As readers may already know, authorities in the US have programmes that reward whistle blowers. For example the SEC offer rewards to individuals any in the world who report violations of US securities laws – whistle-blowers under this scheme can receive up to 30% of any fine if their information leads to the recovery of investor money over $1,000,000 USD. 

So far the known SEC “bounty” record, a not insignificant sum of $14,000,000.00 USD, went to a whistle-blower who provided information in relation to a Chicago-based investment scheme. While not pocket change, this amount does not quite compare to the $104,000,000.00 the IRS paid out to former UBS banker Bradley Birkenfeld, which was paid under a similar IRS rewards programme. 

The UK Government has though taken the position that it does not believe that financial incentives should be introduced to the general whistleblowing framework. While the Response recognised whistle-blowers do suffer detriment to which they should be compensated (unfair dismissal, victimisation or being blacklisted), it concluded that the Employment Tribunal was an existing and adequate avenue for whistle-blowers to seek redress.   

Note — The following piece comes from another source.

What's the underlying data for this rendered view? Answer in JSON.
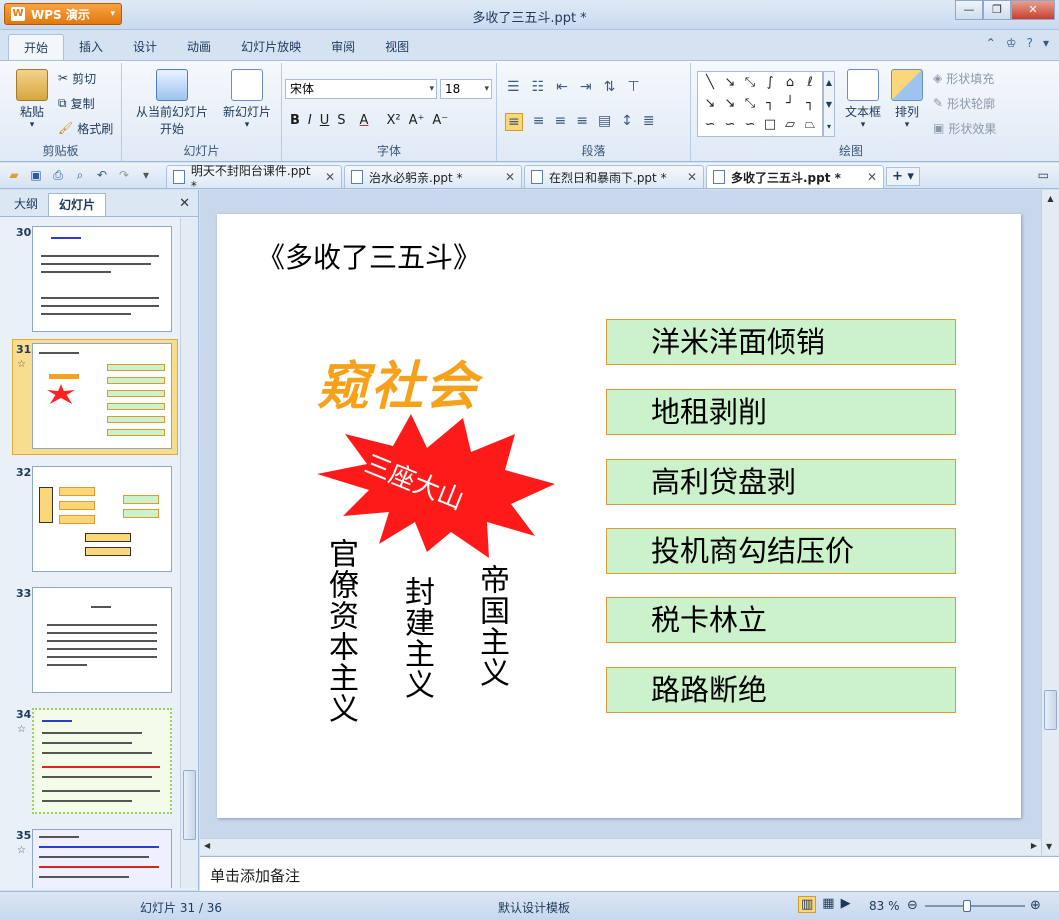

The door though has been left slightly ajar in relation to whether bounty payments would be appropriate in specific cases, notably serious crime and financial regulatory matters. The Response noted that the FCA/PRA are considering this question and will publish statements regarding the impact of incentivising whistle-blowers, and also referenced that the Government committed in its Serious and Organised Crime Strategy to consider the case for incentivising whistleblowing in cases of fraud, bribery and corruption. 

5.      Employees Willingness To Expose Wronging 

As already noted, and which may come as little surprise, the Response acknowledges that the most significant issue considered to be preventing individuals from blowing the whistle, lies in the fear of reprisal. 

What may be slightly more concerning for companies however is that Government have formed the view that two other reasons preventing reporting was either the lack a relevant policies being in place in businesses (which seems alarming given the rise of compliance-based legislation like the Financial Services and Markets Act, and the UK Bribery Act), or that policies in place are not clear enough for individuals to understand. 

In response the Government has undertaken to improve guidance and create a model whistleblowing policy. Any company currently operating some form of whistleblowing policy may want to make a note to sense-check its policy against the Government precedent once published. Any company operating without such a policy would be well advised not to wait for this point to introduce an appropriate policy. 

Given how important a feature of an effective compliance programme a whistleblowing mechanism can be, these concerns should not be ignored. Crucially businesses should be confident that reprisals against whistle-blowers are not an issue for them, and that their organisation understands and trusts any whistleblowing policy and procedure they have in place. Deficiencies in these areas may very well lead to a Regulator challenging the overall effectiveness and adequacy of an organisations compliance programme.